  1. 1 2 Tim Brooks; Earle Marsh (2003). "Sweating Bullets (Detective)". The Complete Directory to Prime Time Network and Cable TV Shows 1946–Present (Eighth ed.). New York City: Ballantine Books. p. 1158. ISBN   978-0-345-45542-0.
  2. "TROPICAL HEAT – Sweating Bullets". Members.tripod.com. Retrieved November 28, 2011.
  3. "How a Canadian TV detective became a political hero in Serbia". Daily Herald. June 30, 2012.
  4. "Canada's Batman of the Balkans". The Globe and Mail. Canada.

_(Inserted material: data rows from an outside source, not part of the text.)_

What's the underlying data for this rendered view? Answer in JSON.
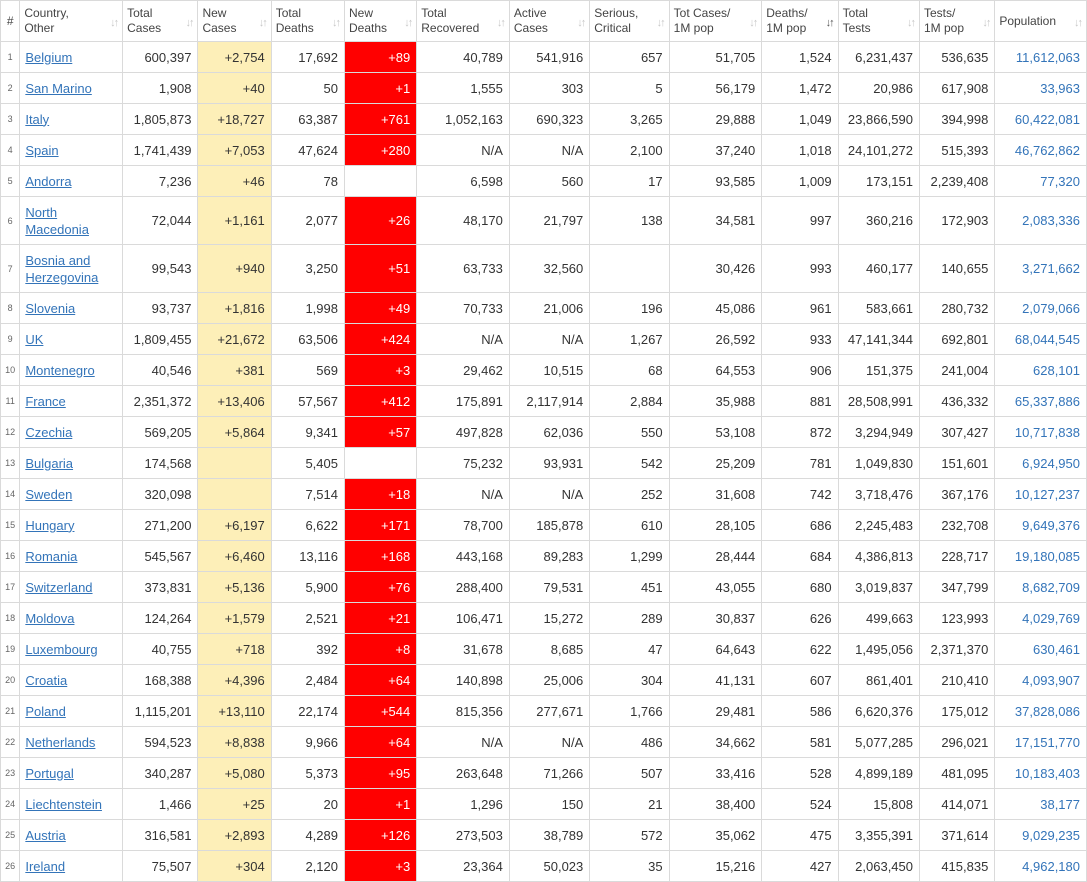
{
  "headers": [
    {
      "name": "#",
      "line1": "#",
      "line2": ""
    },
    {
      "name": "country",
      "line1": "Country,",
      "line2": "Other"
    },
    {
      "name": "total-cases",
      "line1": "Total",
      "line2": "Cases"
    },
    {
      "name": "new-cases",
      "line1": "New",
      "line2": "Cases"
    },
    {
      "name": "total-deaths",
      "line1": "Total",
      "line2": "Deaths"
    },
    {
      "name": "new-deaths",
      "line1": "New",
      "line2": "Deaths"
    },
    {
      "name": "total-recovered",
      "line1": "Total",
      "line2": "Recovered"
    },
    {
      "name": "active-cases",
      "line1": "Active",
      "line2": "Cases"
    },
    {
      "name": "serious-critical",
      "line1": "Serious,",
      "line2": "Critical"
    },
    {
      "name": "tot-cases-1m",
      "line1": "Tot Cases/",
      "line2": "1M pop"
    },
    {
      "name": "deaths-1m",
      "line1": "Deaths/",
      "line2": "1M pop"
    },
    {
      "name": "total-tests",
      "line1": "Total",
      "line2": "Tests"
    },
    {
      "name": "tests-1m",
      "line1": "Tests/",
      "line2": "1M pop"
    },
    {
      "name": "population",
      "line1": "Population",
      "line2": ""
    }
  ],
  "sort_column": "deaths-1m",
  "rows": [
    {
      "idx": "1",
      "country": "Belgium",
      "total_cases": "600,397",
      "new_cases": "+2,754",
      "total_deaths": "17,692",
      "new_deaths": "+89",
      "total_recovered": "40,789",
      "active_cases": "541,916",
      "serious": "657",
      "cases_1m": "51,705",
      "deaths_1m": "1,524",
      "total_tests": "6,231,437",
      "tests_1m": "536,635",
      "population": "11,612,063"
    },
    {
      "idx": "2",
      "country": "San Marino",
      "total_cases": "1,908",
      "new_cases": "+40",
      "total_deaths": "50",
      "new_deaths": "+1",
      "total_recovered": "1,555",
      "active_cases": "303",
      "serious": "5",
      "cases_1m": "56,179",
      "deaths_1m": "1,472",
      "total_tests": "20,986",
      "tests_1m": "617,908",
      "population": "33,963"
    },
    {
      "idx": "3",
      "country": "Italy",
      "total_cases": "1,805,873",
      "new_cases": "+18,727",
      "total_deaths": "63,387",
      "new_deaths": "+761",
      "total_recovered": "1,052,163",
      "active_cases": "690,323",
      "serious": "3,265",
      "cases_1m": "29,888",
      "deaths_1m": "1,049",
      "total_tests": "23,866,590",
      "tests_1m": "394,998",
      "population": "60,422,081"
    },
    {
      "idx": "4",
      "country": "Spain",
      "total_cases": "1,741,439",
      "new_cases": "+7,053",
      "total_deaths": "47,624",
      "new_deaths": "+280",
      "total_recovered": "N/A",
      "active_cases": "N/A",
      "serious": "2,100",
      "cases_1m": "37,240",
      "deaths_1m": "1,018",
      "total_tests": "24,101,272",
      "tests_1m": "515,393",
      "population": "46,762,862"
    },
    {
      "idx": "5",
      "country": "Andorra",
      "total_cases": "7,236",
      "new_cases": "+46",
      "total_deaths": "78",
      "new_deaths": "",
      "total_recovered": "6,598",
      "active_cases": "560",
      "serious": "17",
      "cases_1m": "93,585",
      "deaths_1m": "1,009",
      "total_tests": "173,151",
      "tests_1m": "2,239,408",
      "population": "77,320"
    },
    {
      "idx": "6",
      "country": "North Macedonia",
      "total_cases": "72,044",
      "new_cases": "+1,161",
      "total_deaths": "2,077",
      "new_deaths": "+26",
      "total_recovered": "48,170",
      "active_cases": "21,797",
      "serious": "138",
      "cases_1m": "34,581",
      "deaths_1m": "997",
      "total_tests": "360,216",
      "tests_1m": "172,903",
      "population": "2,083,336",
      "tall": true
    },
    {
      "idx": "7",
      "country": "Bosnia and Herzegovina",
      "total_cases": "99,543",
      "new_cases": "+940",
      "total_deaths": "3,250",
      "new_deaths": "+51",
      "total_recovered": "63,733",
      "active_cases": "32,560",
      "serious": "",
      "cases_1m": "30,426",
      "deaths_1m": "993",
      "total_tests": "460,177",
      "tests_1m": "140,655",
      "population": "3,271,662",
      "tall": true
    },
    {
      "idx": "8",
      "country": "Slovenia",
      "total_cases": "93,737",
      "new_cases": "+1,816",
      "total_deaths": "1,998",
      "new_deaths": "+49",
      "total_recovered": "70,733",
      "active_cases": "21,006",
      "serious": "196",
      "cases_1m": "45,086",
      "deaths_1m": "961",
      "total_tests": "583,661",
      "tests_1m": "280,732",
      "population": "2,079,066"
    },
    {
      "idx": "9",
      "country": "UK",
      "total_cases": "1,809,455",
      "new_cases": "+21,672",
      "total_deaths": "63,506",
      "new_deaths": "+424",
      "total_recovered": "N/A",
      "active_cases": "N/A",
      "serious": "1,267",
      "cases_1m": "26,592",
      "deaths_1m": "933",
      "total_tests": "47,141,344",
      "tests_1m": "692,801",
      "population": "68,044,545"
    },
    {
      "idx": "10",
      "country": "Montenegro",
      "total_cases": "40,546",
      "new_cases": "+381",
      "total_deaths": "569",
      "new_deaths": "+3",
      "total_recovered": "29,462",
      "active_cases": "10,515",
      "serious": "68",
      "cases_1m": "64,553",
      "deaths_1m": "906",
      "total_tests": "151,375",
      "tests_1m": "241,004",
      "population": "628,101"
    },
    {
      "idx": "11",
      "country": "France",
      "total_cases": "2,351,372",
      "new_cases": "+13,406",
      "total_deaths": "57,567",
      "new_deaths": "+412",
      "total_recovered": "175,891",
      "active_cases": "2,117,914",
      "serious": "2,884",
      "cases_1m": "35,988",
      "deaths_1m": "881",
      "total_tests": "28,508,991",
      "tests_1m": "436,332",
      "population": "65,337,886"
    },
    {
      "idx": "12",
      "country": "Czechia",
      "total_cases": "569,205",
      "new_cases": "+5,864",
      "total_deaths": "9,341",
      "new_deaths": "+57",
      "total_recovered": "497,828",
      "active_cases": "62,036",
      "serious": "550",
      "cases_1m": "53,108",
      "deaths_1m": "872",
      "total_tests": "3,294,949",
      "tests_1m": "307,427",
      "population": "10,717,838"
    },
    {
      "idx": "13",
      "country": "Bulgaria",
      "total_cases": "174,568",
      "new_cases": "",
      "total_deaths": "5,405",
      "new_deaths": "",
      "total_recovered": "75,232",
      "active_cases": "93,931",
      "serious": "542",
      "cases_1m": "25,209",
      "deaths_1m": "781",
      "total_tests": "1,049,830",
      "tests_1m": "151,601",
      "population": "6,924,950"
    },
    {
      "idx": "14",
      "country": "Sweden",
      "total_cases": "320,098",
      "new_cases": "",
      "total_deaths": "7,514",
      "new_deaths": "+18",
      "total_recovered": "N/A",
      "active_cases": "N/A",
      "serious": "252",
      "cases_1m": "31,608",
      "deaths_1m": "742",
      "total_tests": "3,718,476",
      "tests_1m": "367,176",
      "population": "10,127,237"
    },
    {
      "idx": "15",
      "country": "Hungary",
      "total_cases": "271,200",
      "new_cases": "+6,197",
      "total_deaths": "6,622",
      "new_deaths": "+171",
      "total_recovered": "78,700",
      "active_cases": "185,878",
      "serious": "610",
      "cases_1m": "28,105",
      "deaths_1m": "686",
      "total_tests": "2,245,483",
      "tests_1m": "232,708",
      "population": "9,649,376"
    },
    {
      "idx": "16",
      "country": "Romania",
      "total_cases": "545,567",
      "new_cases": "+6,460",
      "total_deaths": "13,116",
      "new_deaths": "+168",
      "total_recovered": "443,168",
      "active_cases": "89,283",
      "serious": "1,299",
      "cases_1m": "28,444",
      "deaths_1m": "684",
      "total_tests": "4,386,813",
      "tests_1m": "228,717",
      "population": "19,180,085"
    },
    {
      "idx": "17",
      "country": "Switzerland",
      "total_cases": "373,831",
      "new_cases": "+5,136",
      "total_deaths": "5,900",
      "new_deaths": "+76",
      "total_recovered": "288,400",
      "active_cases": "79,531",
      "serious": "451",
      "cases_1m": "43,055",
      "deaths_1m": "680",
      "total_tests": "3,019,837",
      "tests_1m": "347,799",
      "population": "8,682,709"
    },
    {
      "idx": "18",
      "country": "Moldova",
      "total_cases": "124,264",
      "new_cases": "+1,579",
      "total_deaths": "2,521",
      "new_deaths": "+21",
      "total_recovered": "106,471",
      "active_cases": "15,272",
      "serious": "289",
      "cases_1m": "30,837",
      "deaths_1m": "626",
      "total_tests": "499,663",
      "tests_1m": "123,993",
      "population": "4,029,769"
    },
    {
      "idx": "19",
      "country": "Luxembourg",
      "total_cases": "40,755",
      "new_cases": "+718",
      "total_deaths": "392",
      "new_deaths": "+8",
      "total_recovered": "31,678",
      "active_cases": "8,685",
      "serious": "47",
      "cases_1m": "64,643",
      "deaths_1m": "622",
      "total_tests": "1,495,056",
      "tests_1m": "2,371,370",
      "population": "630,461"
    },
    {
      "idx": "20",
      "country": "Croatia",
      "total_cases": "168,388",
      "new_cases": "+4,396",
      "total_deaths": "2,484",
      "new_deaths": "+64",
      "total_recovered": "140,898",
      "active_cases": "25,006",
      "serious": "304",
      "cases_1m": "41,131",
      "deaths_1m": "607",
      "total_tests": "861,401",
      "tests_1m": "210,410",
      "population": "4,093,907"
    },
    {
      "idx": "21",
      "country": "Poland",
      "total_cases": "1,115,201",
      "new_cases": "+13,110",
      "total_deaths": "22,174",
      "new_deaths": "+544",
      "total_recovered": "815,356",
      "active_cases": "277,671",
      "serious": "1,766",
      "cases_1m": "29,481",
      "deaths_1m": "586",
      "total_tests": "6,620,376",
      "tests_1m": "175,012",
      "population": "37,828,086"
    },
    {
      "idx": "22",
      "country": "Netherlands",
      "total_cases": "594,523",
      "new_cases": "+8,838",
      "total_deaths": "9,966",
      "new_deaths": "+64",
      "total_recovered": "N/A",
      "active_cases": "N/A",
      "serious": "486",
      "cases_1m": "34,662",
      "deaths_1m": "581",
      "total_tests": "5,077,285",
      "tests_1m": "296,021",
      "population": "17,151,770"
    },
    {
      "idx": "23",
      "country": "Portugal",
      "total_cases": "340,287",
      "new_cases": "+5,080",
      "total_deaths": "5,373",
      "new_deaths": "+95",
      "total_recovered": "263,648",
      "active_cases": "71,266",
      "serious": "507",
      "cases_1m": "33,416",
      "deaths_1m": "528",
      "total_tests": "4,899,189",
      "tests_1m": "481,095",
      "population": "10,183,403"
    },
    {
      "idx": "24",
      "country": "Liechtenstein",
      "total_cases": "1,466",
      "new_cases": "+25",
      "total_deaths": "20",
      "new_deaths": "+1",
      "total_recovered": "1,296",
      "active_cases": "150",
      "serious": "21",
      "cases_1m": "38,400",
      "deaths_1m": "524",
      "total_tests": "15,808",
      "tests_1m": "414,071",
      "population": "38,177"
    },
    {
      "idx": "25",
      "country": "Austria",
      "total_cases": "316,581",
      "new_cases": "+2,893",
      "total_deaths": "4,289",
      "new_deaths": "+126",
      "total_recovered": "273,503",
      "active_cases": "38,789",
      "serious": "572",
      "cases_1m": "35,062",
      "deaths_1m": "475",
      "total_tests": "3,355,391",
      "tests_1m": "371,614",
      "population": "9,029,235"
    },
    {
      "idx": "26",
      "country": "Ireland",
      "total_cases": "75,507",
      "new_cases": "+304",
      "total_deaths": "2,120",
      "new_deaths": "+3",
      "total_recovered": "23,364",
      "active_cases": "50,023",
      "serious": "35",
      "cases_1m": "15,216",
      "deaths_1m": "427",
      "total_tests": "2,063,450",
      "tests_1m": "415,835",
      "population": "4,962,180"
    }
  ]
}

July 27, 2009. Retrieved November 28, 2011.
  5. "Nik Sloter u Srbiji!". MTSmondo.com. March 29, 2009. Archived from the original on June 1, 2009. Retrieved November 28, 2011.
  6. "Nick Slaughter među Srbima". Popboks.com. March 30, 2009. Retrieved November 28, 2011.
  7. "Nik Sloter u Srbiji". Blic.rs. March 29, 2009. Retrieved November 28, 2011.
  8. "Sloter: Mislio sam da je sve šala". Blic.rs. March 4, 2009. Retrieved October 20, 2016.
  9. "Nik Sloter: Promeniću sliku o Srbima". MTSMondo.com. June 3, 2009. Retrieved October 20, 2016.
  10. "Sloteru Niče, Srbija ti kliče!". MTSMondo.com. June 3, 2009. Retrieved October 20, 2016.
  11. ""Nik Sloter" stigao u Srbiju". B92.net. June 3, 2009. Retrieved November 28, 2011.
  12. "Kajsijevača je jaka, pijem je polako". Blic.rs. June 6, 2009. Retrieved October 20, 2016.
  13. "Slaughter: Zarkovo is in my heart". Blic.rs. Retrieved October 20, 2016.
  14. PECEMK1 (June 25, 2009). "Piramida". YouTube. Archived from the original on December 21, 2021. Retrieved November 28, 2011.
  15. balsaboskovic (July 3, 2009). "Fajront Republika". YouTube. Archived from the original on December 21, 2021. Retrieved November 28, 2011.
  16. 1 2 3 Belluz, Julia (July 24, 2009). "Meet Canada's Batman of the Balkans". The Globe and Mail. Retrieved January 25, 2022.
  17. inmexile. "Slaughter Nick For President – Quest for Serbia". Youtube. Archived from the original on December 21, 2021. Retrieved November 28, 2011.
  18. "Tropical Heat: Sweating Bullets Complete Series: Rob Stewart, Various: Movies & TV". Amazon.com. Retrieved November 28, 2011.
  19. "Tropical Heat - Complete Series". Amazon.com. Retrieved March 2, 2021.